Introduction by Edward J. Larson
 
Perhaps the most readable and accessible of the great works of scientific inquiry, The Origin of Species sold out its first printing on the very day it was published in 1859. Theologians quickly labeled Charles Darwin the most dangerous man in England and, as the Saturday Review noted, the uproar over the book quickly “passed beyond the bounds of the study and lecture-room into the drawing-room and the public street.” Based largely on Darwin’s experience as a naturalist while on a five-year voyage aboard H. M. S. Beagle, The Origin of Species set forth a theory of evolution and natural selection that challenged contemporary beliefs about divine providence and the immutability of species. This Modern Library edition includes a Foreword by the Pulitzer Prize–winning science historian Edward J. Larson, an introductory historical sketch, and a glossary Darwin later added to the original text.

From the Jacket

Perhaps the most readable and accessible of the great works of scientific imagination, The Origin of Species sold out on the day it was published in 1859. Theologians quickly labeled Charles Darwin the most dangerous man in England, and, as the Saturday Review noted, the uproar over the book quickly "passed beyond the bounds of the study and lecture-room into the drawing-room and the public street." Yet, after reading it, Darwin's friend and colleague T. H. Huxley had a different reaction: "How extremely stupid not to have thought of that."
Based largely on Darwin's experience as a naturalist while on a five-year voyage aboard H.M.S. Beagle, The Origin of Species set forth a theory of evolution and natural selection that challenged contemporary beliefs about divine providence and the immutability of species. A landmark contribution to philosophical and scientific thought, this edition also includes an introductory historical sketch and a glossary Darwin later added to the original text.
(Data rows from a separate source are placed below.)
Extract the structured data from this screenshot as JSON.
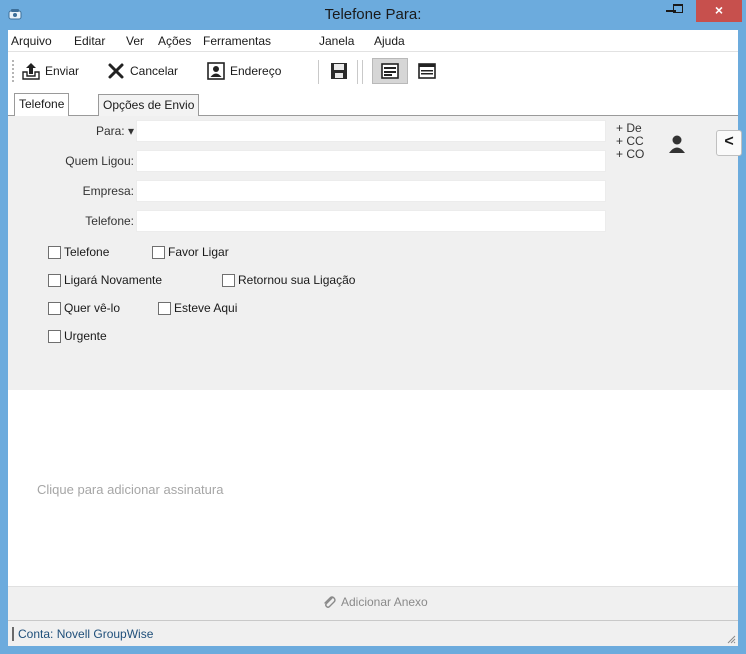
{
  "window": {
    "title": "Telefone Para:",
    "close_glyph": "×",
    "accent": "#6cabdd",
    "close_color": "#c7504d"
  },
  "menu": {
    "items": [
      "Arquivo",
      "Editar",
      "Ver",
      "Ações",
      "Ferramentas",
      "Janela",
      "Ajuda"
    ]
  },
  "toolbar": {
    "send_label": "Enviar",
    "cancel_label": "Cancelar",
    "address_label": "Endereço"
  },
  "tabs": [
    {
      "label": "Telefone",
      "active": true
    },
    {
      "label": "Opções de Envio",
      "active": false
    }
  ],
  "form": {
    "to_label": "Para:",
    "to_dropdown_glyph": "▾",
    "caller_label": "Quem Ligou:",
    "company_label": "Empresa:",
    "phone_label": "Telefone:",
    "to_value": "",
    "caller_value": "",
    "company_value": "",
    "phone_value": "",
    "add_from": "+ De",
    "add_cc": "+ CC",
    "add_bc": "+ CO",
    "collapse_glyph": "<",
    "checkboxes": {
      "phoned": "Telefone",
      "please_call": "Favor Ligar",
      "will_call_again": "Ligará Novamente",
      "returned_call": "Retornou sua Ligação",
      "wants_to_see_you": "Quer vê-lo",
      "came_to_see_you": "Esteve Aqui",
      "urgent": "Urgente"
    }
  },
  "body": {
    "signature_placeholder": "Clique para adicionar assinatura"
  },
  "attach": {
    "label": "Adicionar Anexo"
  },
  "status": {
    "account": "Conta: Novell GroupWise"
  }
}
Charles Darwin grew up considered, by his own account, "a very ordinary boy, rather below the common standard of intellect." A quirk of fate kept him from the career his father had deemed appropriate--that of a country parson--when a botanist recommended Darwin for an appointment as a naturalist aboard H.M.S. Beagle from 1831 to 1836. Darwin is also the author of the five-volume work Zoology of the Voyage of the Beagle (1839) and The Descent of Man (1871).

About the Author

Edward J. Larson is Russell Professor of History and Talmadge Professor of Law at the University of Georgia. He is the recipient of multiple awards for teaching and writing, including the 1998 Pulitzer Prize in History for his book Summer for the Gods: The Scopes Trial and America’s Continuing Debate Over Science and Religion.

From Our Editors

Charles Darwin's the Origin of Species is one of the landmark works that has helped shape the modern world.

Darwin's five-year voyage on HMS Beagle sparked the ideas that he molded into his revolutionary argument for the material origin of the diversity of the animal kingdom and the theory of natural selection. As was the case with the work of other great modern thinkers like Freud and Marx, Darwin's controversial and challenging theories have changed the way we look at our world and this book is perhaps the most readable and accessible of the great works of the scientific imagination. The Origin of Species has fresh applications today for its pioneering views on the ecology of plants and animals.

This edition also includes an introductory historical sketch and a glossary Darwin later added to the original text as well as an Introduction by Walter Cronkite.